* WHAT YOU ARE ASKED TO DO *
How many of the lines below contain "initials"? Reply with only that figure.

* RECORDS FOR THIS EXERCISE *
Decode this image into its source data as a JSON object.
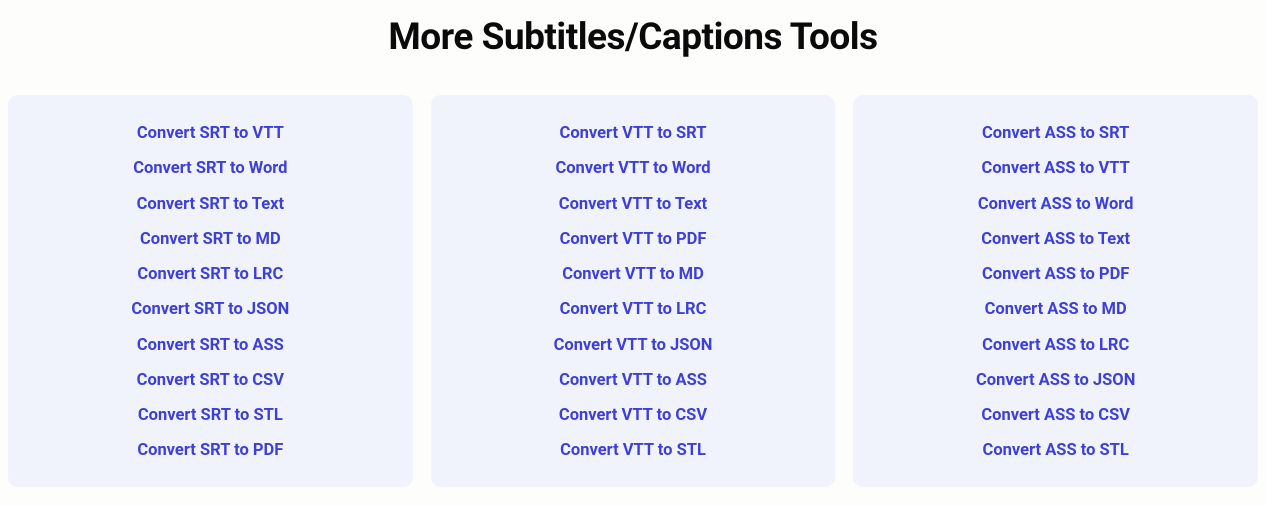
{
  "title": "More Subtitles/Captions Tools",
  "columns": [
    {
      "links": [
        "Convert SRT to VTT",
        "Convert SRT to Word",
        "Convert SRT to Text",
        "Convert SRT to MD",
        "Convert SRT to LRC",
        "Convert SRT to JSON",
        "Convert SRT to ASS",
        "Convert SRT to CSV",
        "Convert SRT to STL",
        "Convert SRT to PDF"
      ]
    },
    {
      "links": [
        "Convert VTT to SRT",
        "Convert VTT to Word",
        "Convert VTT to Text",
        "Convert VTT to PDF",
        "Convert VTT to MD",
        "Convert VTT to LRC",
        "Convert VTT to JSON",
        "Convert VTT to ASS",
        "Convert VTT to CSV",
        "Convert VTT to STL"
      ]
    },
    {
      "links": [
        "Convert ASS to SRT",
        "Convert ASS to VTT",
        "Convert ASS to Word",
        "Convert ASS to Text",
        "Convert ASS to PDF",
        "Convert ASS to MD",
        "Convert ASS to LRC",
        "Convert ASS to JSON",
        "Convert ASS to CSV",
        "Convert ASS to STL"
      ]
    }
  ]
}
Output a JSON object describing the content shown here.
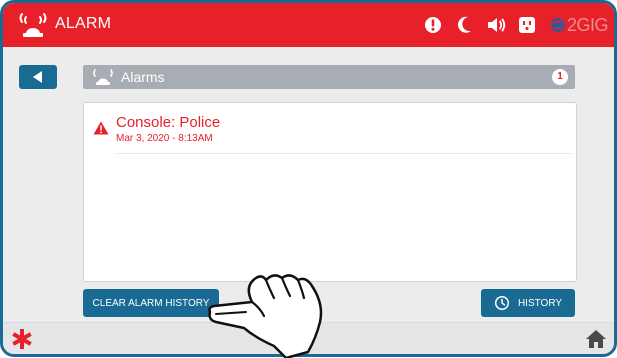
{
  "header": {
    "title": "ALARM",
    "brand": "2GIG",
    "status_icons": [
      "alert-icon",
      "moon-icon",
      "speaker-icon",
      "outlet-icon"
    ],
    "background_color": "#e8202a"
  },
  "nav": {
    "back_icon": "triangle-left-icon"
  },
  "alarms_header": {
    "label": "Alarms",
    "count": "1"
  },
  "alarms": [
    {
      "name": "Console: Police",
      "datetime": "Mar 3, 2020 - 8:13AM",
      "icon": "warning-icon"
    }
  ],
  "buttons": {
    "clear_label": "CLEAR ALARM HISTORY",
    "history_label": "HISTORY"
  },
  "footer": {
    "emergency_icon": "asterisk-icon",
    "home_icon": "home-icon"
  },
  "colors": {
    "accent": "#1a6b94",
    "alert": "#e8202a",
    "header_bar": "#a8adb3"
  }
}
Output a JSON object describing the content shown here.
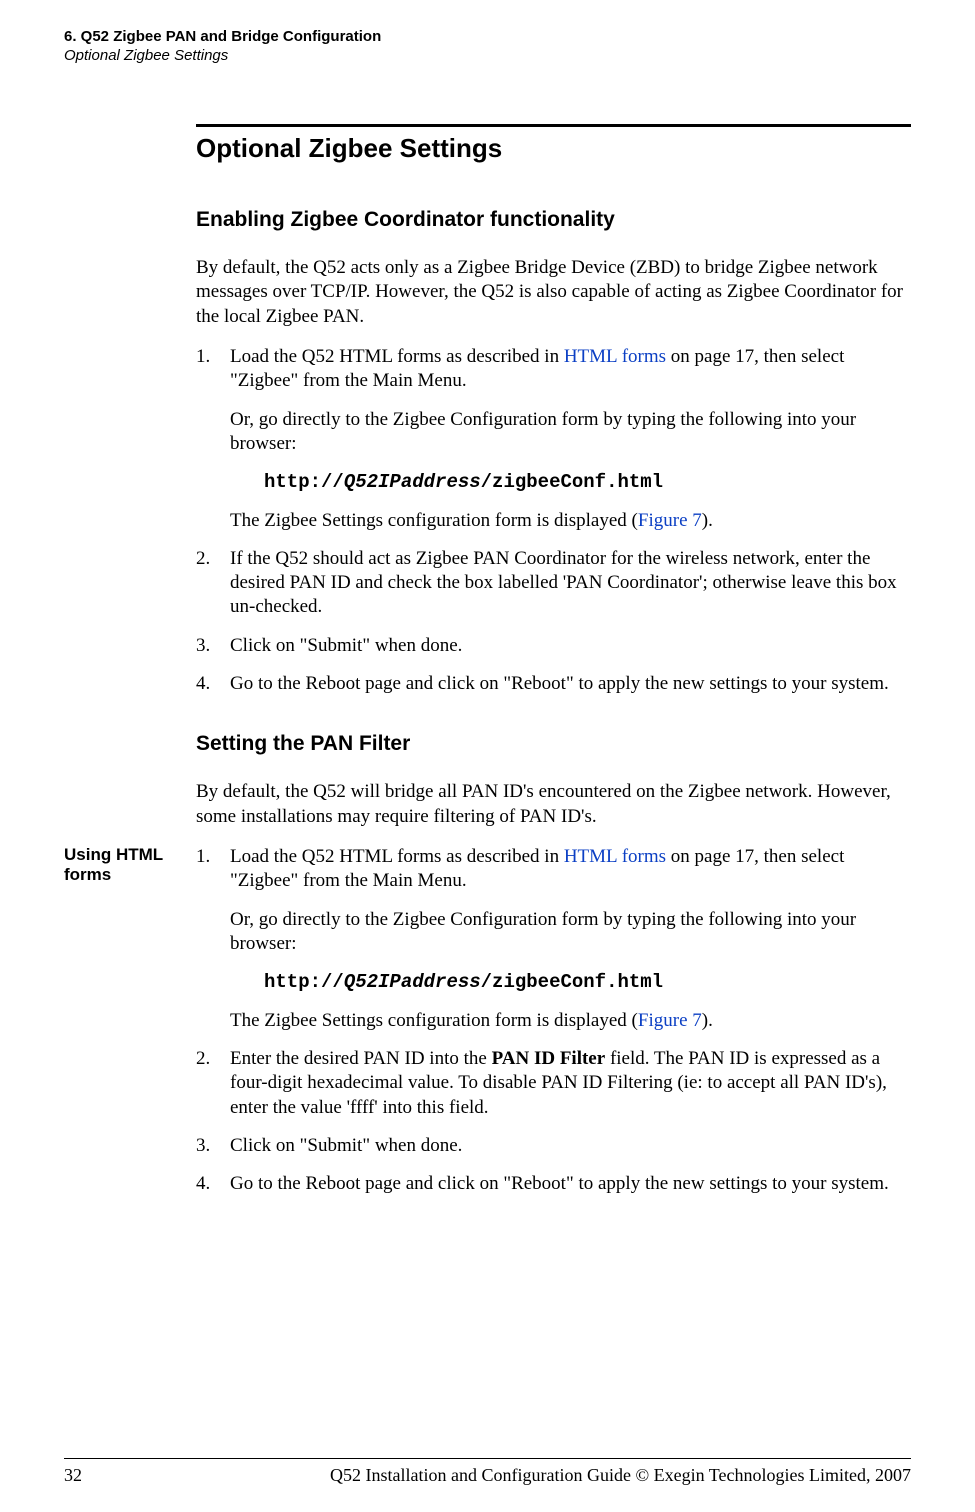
{
  "header": {
    "chapter": "6. Q52 Zigbee PAN and Bridge Configuration",
    "section": "Optional Zigbee Settings"
  },
  "section_title": "Optional Zigbee Settings",
  "subsec1": {
    "title": "Enabling Zigbee Coordinator functionality",
    "intro": "By default, the Q52 acts only as a Zigbee Bridge Device (ZBD) to bridge Zigbee network messages over TCP/IP. However, the Q52 is also capable of acting as Zigbee Coordinator for the local Zigbee PAN.",
    "steps": {
      "s1": {
        "pre": "Load the Q52 HTML forms as described in ",
        "link": "HTML forms",
        "post": " on page 17, then select \"Zigbee\" from the Main Menu.",
        "p2": "Or, go directly to the Zigbee Configuration form by typing the following into your browser:",
        "code_pre": "http://",
        "code_mid": "Q52IPaddress",
        "code_post": "/zigbeeConf.html",
        "p3_pre": "The Zigbee Settings configuration form is displayed (",
        "p3_link": "Figure 7",
        "p3_post": ")."
      },
      "s2": "If the Q52 should act as Zigbee PAN Coordinator for the wireless network, enter the desired PAN ID and check the box labelled 'PAN Coordinator'; otherwise leave this box un-checked.",
      "s3": "Click on \"Submit\" when done.",
      "s4": "Go to the Reboot page and click on \"Reboot\" to apply the new settings to your system."
    }
  },
  "subsec2": {
    "title": "Setting the PAN Filter",
    "intro": "By default, the Q52 will bridge all PAN ID's encountered on the Zigbee network. However, some installations may require filtering of PAN ID's.",
    "side_label": "Using HTML forms",
    "steps": {
      "s1": {
        "pre": "Load the Q52 HTML forms as described in ",
        "link": "HTML forms",
        "post": " on page 17, then select \"Zigbee\" from the Main Menu.",
        "p2": "Or, go directly to the Zigbee Configuration form by typing the following into your browser:",
        "code_pre": "http://",
        "code_mid": "Q52IPaddress",
        "code_post": "/zigbeeConf.html",
        "p3_pre": "The Zigbee Settings configuration form is displayed (",
        "p3_link": "Figure 7",
        "p3_post": ")."
      },
      "s2_pre": "Enter the desired PAN ID into the ",
      "s2_bold": "PAN ID Filter",
      "s2_post": " field. The PAN ID is expressed as a four-digit hexadecimal value. To disable PAN ID Filtering (ie: to accept all PAN ID's), enter the value 'ffff' into this field.",
      "s3": "Click on \"Submit\" when done.",
      "s4": "Go to the Reboot page and click on \"Reboot\" to apply the new settings to your system."
    }
  },
  "footer": {
    "page": "32",
    "text": "Q52 Installation and Configuration Guide  © Exegin Technologies Limited, 2007"
  }
}
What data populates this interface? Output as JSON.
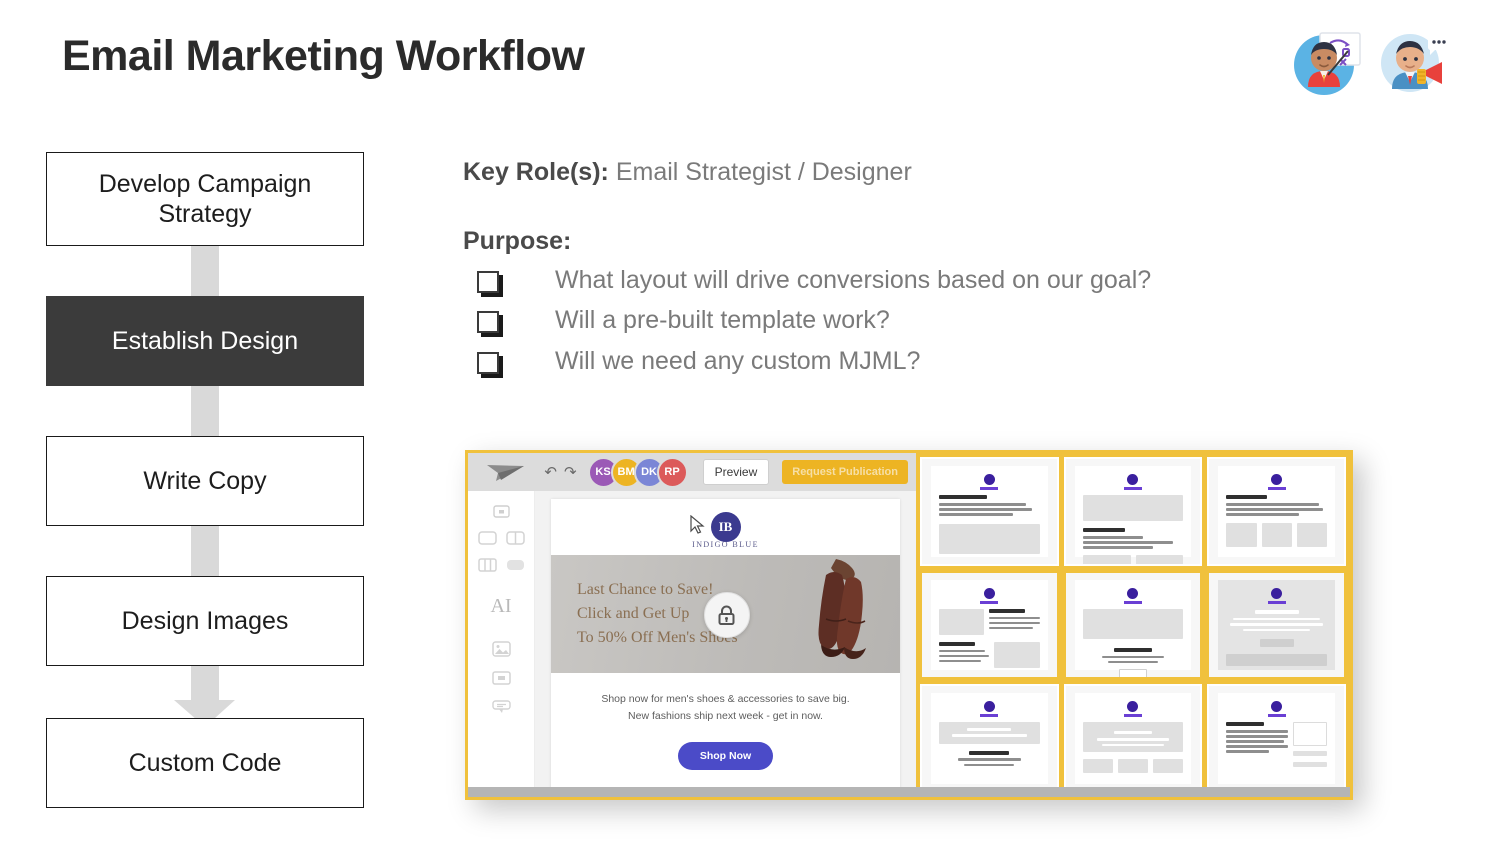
{
  "slide": {
    "title": "Email Marketing Workflow"
  },
  "header_illustrations": [
    {
      "name": "strategist-whiteboard-avatar",
      "alt": "Person pointing at a strategy whiteboard"
    },
    {
      "name": "marketer-megaphone-avatar",
      "alt": "Person holding a megaphone"
    }
  ],
  "flowchart": {
    "steps": [
      {
        "label": "Develop Campaign Strategy",
        "active": false
      },
      {
        "label": "Establish Design",
        "active": true
      },
      {
        "label": "Write Copy",
        "active": false
      },
      {
        "label": "Design Images",
        "active": false
      },
      {
        "label": "Custom Code",
        "active": false
      }
    ],
    "connector_color": "#d9d9d9",
    "active_color": "#3b3b3b"
  },
  "content": {
    "key_roles_label": "Key Role(s):",
    "key_roles_value": "Email Strategist / Designer",
    "purpose_label": "Purpose:",
    "bullets": [
      "What layout will drive conversions based on our goal?",
      "Will a pre-built template work?",
      "Will we need any custom MJML?"
    ]
  },
  "app_screenshot": {
    "frame_accent_color": "#f0c13c",
    "toolbar": {
      "logo_name": "paper-plane-logo",
      "undo_label": "↶",
      "redo_label": "↷",
      "avatars": [
        {
          "initials": "KS",
          "color": "#9b59b6"
        },
        {
          "initials": "BM",
          "color": "#edb423"
        },
        {
          "initials": "DK",
          "color": "#7b86d6"
        },
        {
          "initials": "RP",
          "color": "#dc5a5a"
        }
      ],
      "preview_label": "Preview",
      "publish_label": "Request Publication"
    },
    "tool_rail": [
      "settings-icon",
      "one-column-icon",
      "two-column-icon",
      "three-column-icon",
      "full-width-icon",
      "ai-text-icon",
      "image-icon",
      "button-icon",
      "social-icon"
    ],
    "ai_label": "AI",
    "email": {
      "brand_mark": "IB",
      "brand_name": "INDIGO BLUE",
      "hero_lines": [
        "Last Chance to Save!",
        "Click and Get Up",
        "To 50% Off Men's Shoes"
      ],
      "hero_lock_icon": "lock-icon",
      "body_lines": [
        "Shop now for men's shoes & accessories to save big.",
        "New fashions ship next week - get in now."
      ],
      "cta_label": "Shop Now",
      "cta_color": "#4b4bc8"
    },
    "gallery": {
      "label": "template-gallery",
      "selected_row": 2,
      "templates": [
        {
          "id": "tpl-1",
          "layout": "header-text-block",
          "selected": false
        },
        {
          "id": "tpl-2",
          "layout": "hero-text-two-buttons",
          "selected": false
        },
        {
          "id": "tpl-3",
          "layout": "text-three-columns",
          "selected": false
        },
        {
          "id": "tpl-4",
          "layout": "image-left-text-right",
          "selected": true
        },
        {
          "id": "tpl-5",
          "layout": "hero-centered-cta",
          "selected": true
        },
        {
          "id": "tpl-6",
          "layout": "inverted-hero-cta",
          "selected": true
        },
        {
          "id": "tpl-7",
          "layout": "banner-text",
          "selected": false
        },
        {
          "id": "tpl-8",
          "layout": "banner-three-blocks",
          "selected": false
        },
        {
          "id": "tpl-9",
          "layout": "text-sidebar",
          "selected": false
        }
      ]
    }
  }
}
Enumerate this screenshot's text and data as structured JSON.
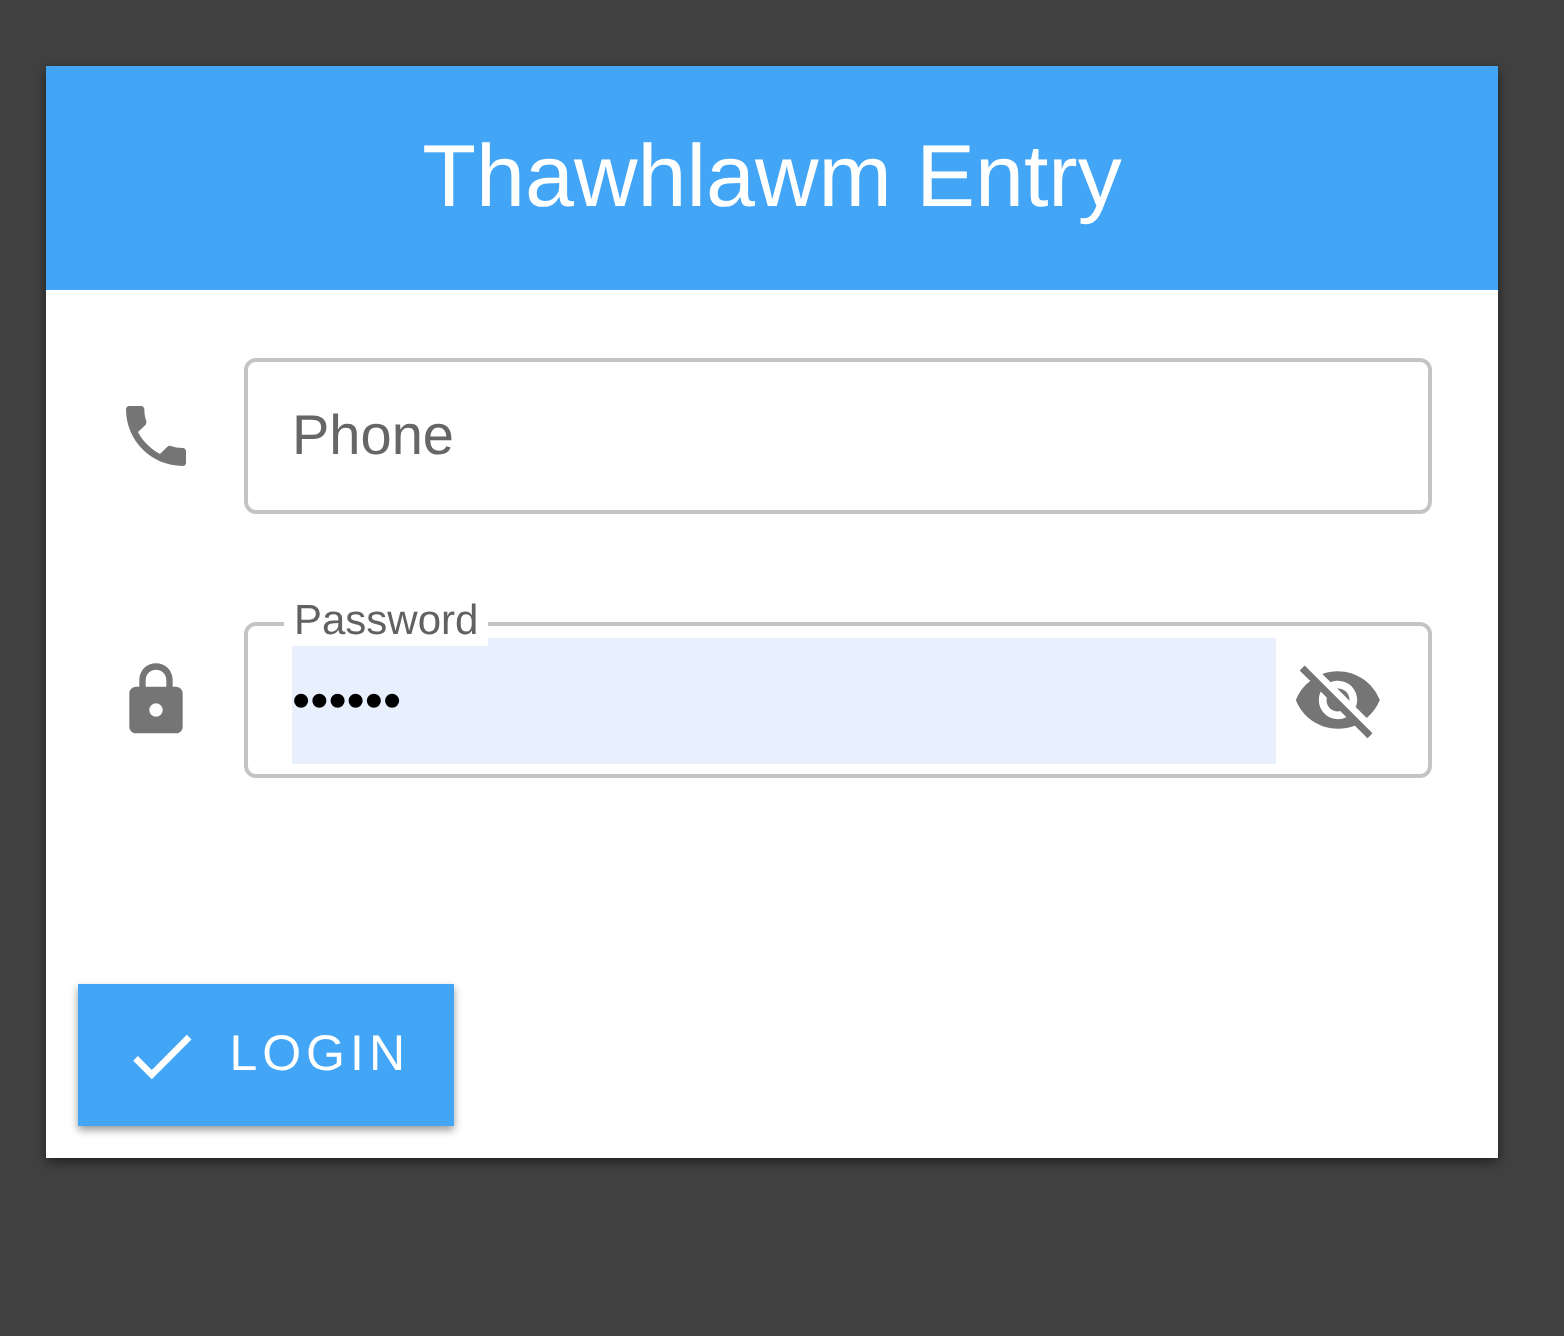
{
  "dialog": {
    "title": "Thawhlawm Entry"
  },
  "fields": [
    {
      "kind": "phone",
      "placeholder": "Phone"
    },
    {
      "kind": "password",
      "label": "Password",
      "value": "••••••",
      "autofilled": true,
      "masked": true
    }
  ],
  "button": {
    "label": "LOGIN"
  }
}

* TASK RESPONSE *
4